Driving under the influence of legal and illegal drugs is causing the same concern for motorists today that drunken driving caused 40 years ago and should generate the same response.
That’s the conclusion of an updated study released Wednesday by the Governors Highway Safety Association, which called for greater enforcement of laws against impaired driving, improved training for police officers and increased educational programs to persuade drugged drivers not to get behind the wheel. (See the full study below.)
James Hedlund, a private consultant from Ithaca, N.Y., updated a study he did in 2014 and found that in 2015, for the first time, more drivers who were tested after fatal crashes had drugs in their system (41.7 percent) than had alcohol (37.3 percent).

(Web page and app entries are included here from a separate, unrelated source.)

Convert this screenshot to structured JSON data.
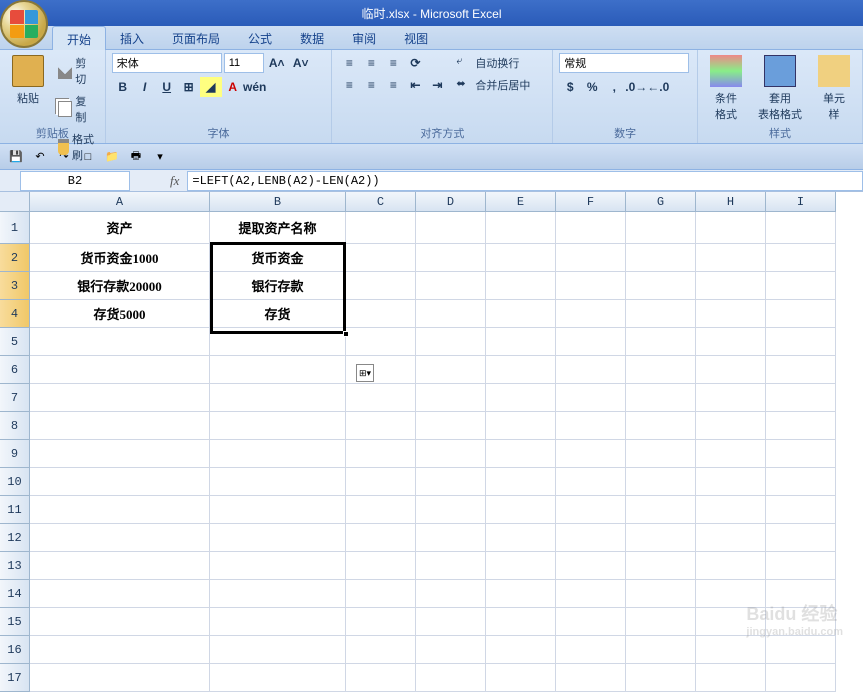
{
  "title": "临时.xlsx - Microsoft Excel",
  "tabs": [
    "开始",
    "插入",
    "页面布局",
    "公式",
    "数据",
    "审阅",
    "视图"
  ],
  "active_tab": 0,
  "ribbon": {
    "clipboard": {
      "label": "剪贴板",
      "cut": "剪切",
      "copy": "复制",
      "paint": "格式刷",
      "paste": "粘贴"
    },
    "font": {
      "label": "字体",
      "name": "宋体",
      "size": "11"
    },
    "alignment": {
      "label": "对齐方式",
      "wrap": "自动换行",
      "merge": "合并后居中"
    },
    "number": {
      "label": "数字",
      "format": "常规"
    },
    "styles": {
      "label": "样式",
      "cond": "条件格式",
      "table": "套用\n表格格式",
      "cell": "单元\n样"
    }
  },
  "namebox": "B2",
  "formula": "=LEFT(A2,LENB(A2)-LEN(A2))",
  "columns": [
    "A",
    "B",
    "C",
    "D",
    "E",
    "F",
    "G",
    "H",
    "I"
  ],
  "rows": [
    "1",
    "2",
    "3",
    "4",
    "5",
    "6",
    "7",
    "8",
    "9",
    "10",
    "11",
    "12",
    "13",
    "14",
    "15",
    "16",
    "17"
  ],
  "data": {
    "A1": "资产",
    "B1": "提取资产名称",
    "A2": "货币资金1000",
    "B2": "货币资金",
    "A3": "银行存款20000",
    "B3": "银行存款",
    "A4": "存货5000",
    "B4": "存货"
  },
  "watermark": "Baidu 经验",
  "watermark_sub": "jingyan.baidu.com"
}
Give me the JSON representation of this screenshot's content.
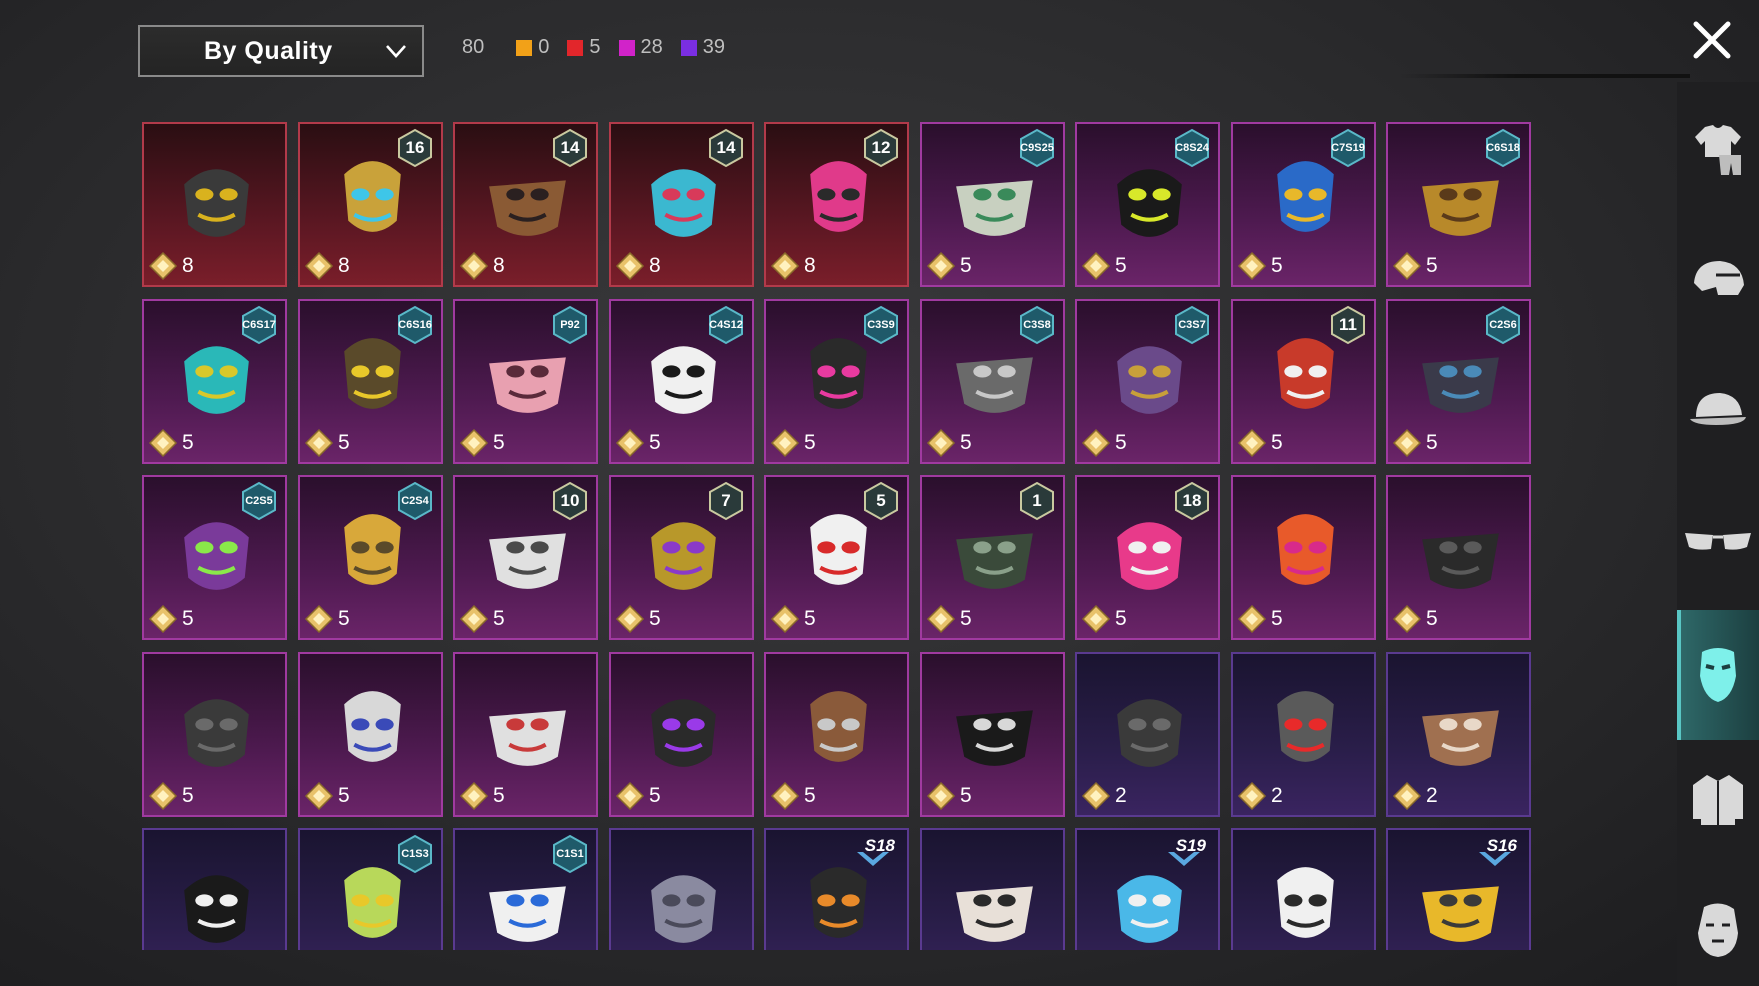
{
  "filter": {
    "sort_label": "By Quality"
  },
  "counts": {
    "total": "80",
    "items": [
      {
        "value": "0",
        "color": "#f2a118"
      },
      {
        "value": "5",
        "color": "#e2262b"
      },
      {
        "value": "28",
        "color": "#d123c9"
      },
      {
        "value": "39",
        "color": "#7a2ee2"
      }
    ]
  },
  "sidebar": {
    "categories": [
      {
        "name": "outfit-icon"
      },
      {
        "name": "helmet-icon"
      },
      {
        "name": "cap-icon"
      },
      {
        "name": "glasses-icon"
      },
      {
        "name": "mask-icon",
        "active": true
      },
      {
        "name": "jacket-icon"
      },
      {
        "name": "face-icon"
      }
    ]
  },
  "items": [
    {
      "quality": "red",
      "price": "8",
      "badge": "",
      "icon": "cyber-helmet-mask",
      "art": "#3a3a3a",
      "accent": "#d9b21e"
    },
    {
      "quality": "red",
      "price": "8",
      "badge": "16",
      "icon": "gold-blue-mask",
      "art": "#c9a23a",
      "accent": "#3ec6e8"
    },
    {
      "quality": "red",
      "price": "8",
      "badge": "14",
      "icon": "bronze-mouth-guard",
      "art": "#8a5a34",
      "accent": "#2a2020"
    },
    {
      "quality": "red",
      "price": "8",
      "badge": "14",
      "icon": "cyan-robot-helmet",
      "art": "#3bb8d0",
      "accent": "#d83a5a"
    },
    {
      "quality": "red",
      "price": "8",
      "badge": "12",
      "icon": "pink-headset-mask",
      "art": "#e03a8a",
      "accent": "#2a2a2a"
    },
    {
      "quality": "pink",
      "price": "5",
      "badge": "C9S25",
      "icon": "green-wing-mask",
      "art": "#c8d0c0",
      "accent": "#3a8a5a"
    },
    {
      "quality": "pink",
      "price": "5",
      "badge": "C8S24",
      "icon": "neon-visor",
      "art": "#1a1a1a",
      "accent": "#d8e82a"
    },
    {
      "quality": "pink",
      "price": "5",
      "badge": "C7S19",
      "icon": "blue-gold-mask",
      "art": "#2a6ac8",
      "accent": "#e8b82a"
    },
    {
      "quality": "pink",
      "price": "5",
      "badge": "C6S18",
      "icon": "gold-horn-mask",
      "art": "#b8892a",
      "accent": "#5a3a1a"
    },
    {
      "quality": "pink",
      "price": "5",
      "badge": "C6S17",
      "icon": "teal-paint-mask",
      "art": "#2ab8b8",
      "accent": "#d8c82a"
    },
    {
      "quality": "pink",
      "price": "5",
      "badge": "C6S16",
      "icon": "yellow-gas-mask",
      "art": "#5a4a2a",
      "accent": "#e8c82a"
    },
    {
      "quality": "pink",
      "price": "5",
      "badge": "P92",
      "icon": "pink-skull-mask",
      "art": "#e8a0b0",
      "accent": "#5a2a3a"
    },
    {
      "quality": "pink",
      "price": "5",
      "badge": "C4S12",
      "icon": "white-fang-mask",
      "art": "#f0f0f0",
      "accent": "#1a1a1a"
    },
    {
      "quality": "pink",
      "price": "5",
      "badge": "C3S9",
      "icon": "black-pink-respirator",
      "art": "#2a2a2a",
      "accent": "#e83aa0"
    },
    {
      "quality": "pink",
      "price": "5",
      "badge": "C3S8",
      "icon": "gray-respirator",
      "art": "#6a6a6a",
      "accent": "#c8c8c8"
    },
    {
      "quality": "pink",
      "price": "5",
      "badge": "C3S7",
      "icon": "purple-gold-veil",
      "art": "#6a4a8a",
      "accent": "#c8a03a"
    },
    {
      "quality": "pink",
      "price": "5",
      "badge": "11",
      "icon": "red-oni-mask",
      "art": "#c83a2a",
      "accent": "#f0f0f0"
    },
    {
      "quality": "pink",
      "price": "5",
      "badge": "C2S6",
      "icon": "dark-cloth-mask",
      "art": "#3a3a4a",
      "accent": "#4a8ab8"
    },
    {
      "quality": "pink",
      "price": "5",
      "badge": "C2S5",
      "icon": "purple-lime-mask",
      "art": "#7a3a9a",
      "accent": "#8ae84a"
    },
    {
      "quality": "pink",
      "price": "5",
      "badge": "C2S4",
      "icon": "gold-tactical-mask",
      "art": "#d8a83a",
      "accent": "#5a4a2a"
    },
    {
      "quality": "pink",
      "price": "5",
      "badge": "10",
      "icon": "white-gas-mask",
      "art": "#e0e0e0",
      "accent": "#4a4a4a"
    },
    {
      "quality": "pink",
      "price": "5",
      "badge": "7",
      "icon": "gold-purple-mask",
      "art": "#b8982a",
      "accent": "#8a3ac8"
    },
    {
      "quality": "pink",
      "price": "5",
      "badge": "5",
      "icon": "clown-mask",
      "art": "#f0f0f0",
      "accent": "#d82a2a"
    },
    {
      "quality": "pink",
      "price": "5",
      "badge": "1",
      "icon": "dark-knight-helmet",
      "art": "#3a4a3a",
      "accent": "#8aa08a"
    },
    {
      "quality": "pink",
      "price": "5",
      "badge": "18",
      "icon": "pink-cloth-mask",
      "art": "#e83a8a",
      "accent": "#f0f0f0"
    },
    {
      "quality": "pink",
      "price": "5",
      "badge": "",
      "icon": "orange-pink-respirator",
      "art": "#e85a2a",
      "accent": "#d82a8a"
    },
    {
      "quality": "pink",
      "price": "5",
      "badge": "",
      "icon": "black-panther-mask",
      "art": "#2a2a2a",
      "accent": "#5a5a5a"
    },
    {
      "quality": "pink",
      "price": "5",
      "badge": "",
      "icon": "black-gas-mask",
      "art": "#3a3a3a",
      "accent": "#6a6a6a"
    },
    {
      "quality": "pink",
      "price": "5",
      "badge": "",
      "icon": "breathing-tube",
      "art": "#d8d8d8",
      "accent": "#3a4ab8"
    },
    {
      "quality": "pink",
      "price": "5",
      "badge": "",
      "icon": "skull-bandana",
      "art": "#e0e0e0",
      "accent": "#c83a3a"
    },
    {
      "quality": "pink",
      "price": "5",
      "badge": "",
      "icon": "purple-goggle-mask",
      "art": "#2a2a2a",
      "accent": "#9a3ae8"
    },
    {
      "quality": "pink",
      "price": "5",
      "badge": "",
      "icon": "plague-doctor-mask",
      "art": "#8a5a3a",
      "accent": "#c8c8c8"
    },
    {
      "quality": "pink",
      "price": "5",
      "badge": "",
      "icon": "skull-face-wrap",
      "art": "#1a1a1a",
      "accent": "#d8d8d8"
    },
    {
      "quality": "purple",
      "price": "2",
      "badge": "",
      "icon": "black-half-mask",
      "art": "#3a3a3a",
      "accent": "#6a6a6a"
    },
    {
      "quality": "purple",
      "price": "2",
      "badge": "",
      "icon": "red-laser-visor",
      "art": "#5a5a5a",
      "accent": "#e82a2a"
    },
    {
      "quality": "purple",
      "price": "2",
      "badge": "",
      "icon": "hairy-beast-mask",
      "art": "#a07050",
      "accent": "#e8d8c8"
    },
    {
      "quality": "purple",
      "price": "",
      "badge": "",
      "icon": "black-smile-mask",
      "art": "#1a1a1a",
      "accent": "#f0f0f0"
    },
    {
      "quality": "purple",
      "price": "",
      "badge": "C1S3",
      "icon": "green-cactus-mask",
      "art": "#b8d85a",
      "accent": "#e8c82a"
    },
    {
      "quality": "purple",
      "price": "",
      "badge": "C1S1",
      "icon": "blue-white-mask",
      "art": "#f0f0f0",
      "accent": "#2a6ad8"
    },
    {
      "quality": "purple",
      "price": "",
      "badge": "",
      "icon": "steel-face-mask",
      "art": "#8a8aa0",
      "accent": "#4a4a5a"
    },
    {
      "quality": "purple",
      "price": "",
      "badge": "S18",
      "icon": "heartbeat-mask",
      "art": "#2a2a2a",
      "accent": "#e88a2a"
    },
    {
      "quality": "purple",
      "price": "",
      "badge": "",
      "icon": "skeleton-mask",
      "art": "#e8e0d8",
      "accent": "#2a2a2a"
    },
    {
      "quality": "purple",
      "price": "",
      "badge": "S19",
      "icon": "blue-wing-visor",
      "art": "#4ab8e8",
      "accent": "#f0f0f0"
    },
    {
      "quality": "purple",
      "price": "",
      "badge": "",
      "icon": "white-hockey-mask",
      "art": "#f0f0f0",
      "accent": "#2a2a2a"
    },
    {
      "quality": "purple",
      "price": "",
      "badge": "S16",
      "icon": "yellow-tactical-helmet",
      "art": "#e8b82a",
      "accent": "#3a3a3a"
    }
  ]
}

He stressed that doesn’t mean drugged drivers were involved in or caused more fatal crashes than drunken drivers, because there is no objective test for when someone is impaired by drugs and because states don’t test all drivers killed in crashes.
But the number of drivers who are killed with drugs in their systems is enough to sound the alarm about a looming problem, said Mr. Hedlund, formerly an associate administrator for traffic safety programs at the National Highway Traffic Safety Administration.
“Alcohol is really simple because there is an objective test that shows a blood-alcohol content of 0.08 … is too high to drive,” Mr. Hedlund said. “The relationship between alcohol and crash risk has been known for 40 years.
“There is no similar test for drugs that says how much is too much and there probably never will be” because drugs have varying effects on users.
As a result, he said, “drivers don’t understand the risk” or even recognize they are driving under the influence of drugs, which is enhanced if they also drank alcohol. Another element is the move by 29 states to legalize some form of marijuana, which was found in 36.5 percent of the deceased drivers who had drugs in their systems.
“Years ago, the common phrase at a party at the end of the night was, ‘How about one for the road?’” Mr. Hedlund said. “Now, the question is, ‘Who’s the designated driver?’
“What’s needed is that same level of recognition for drugged driving.”
Part of the problem, he said, is that drug use and abuse often is a private or small-group activity, so it’s difficult for others to intervene to prevent someone from drugged driving.
The law enforcement community is aware of the problem, but it’s not an easy one to address, said Moon police Sgt. Doug Ogden, a drug recognition expert and coordinator of the West Hills DUI Task Force, which covers 15 suburban communities. Pennsylvania recently tested all DUI blood samples and found 50 percent also contained drugs, he said, and drugged driving was a primary topic at the annual Pennsylvania Highway Safety Conference in State College recently.
“We’re really rolling into an era…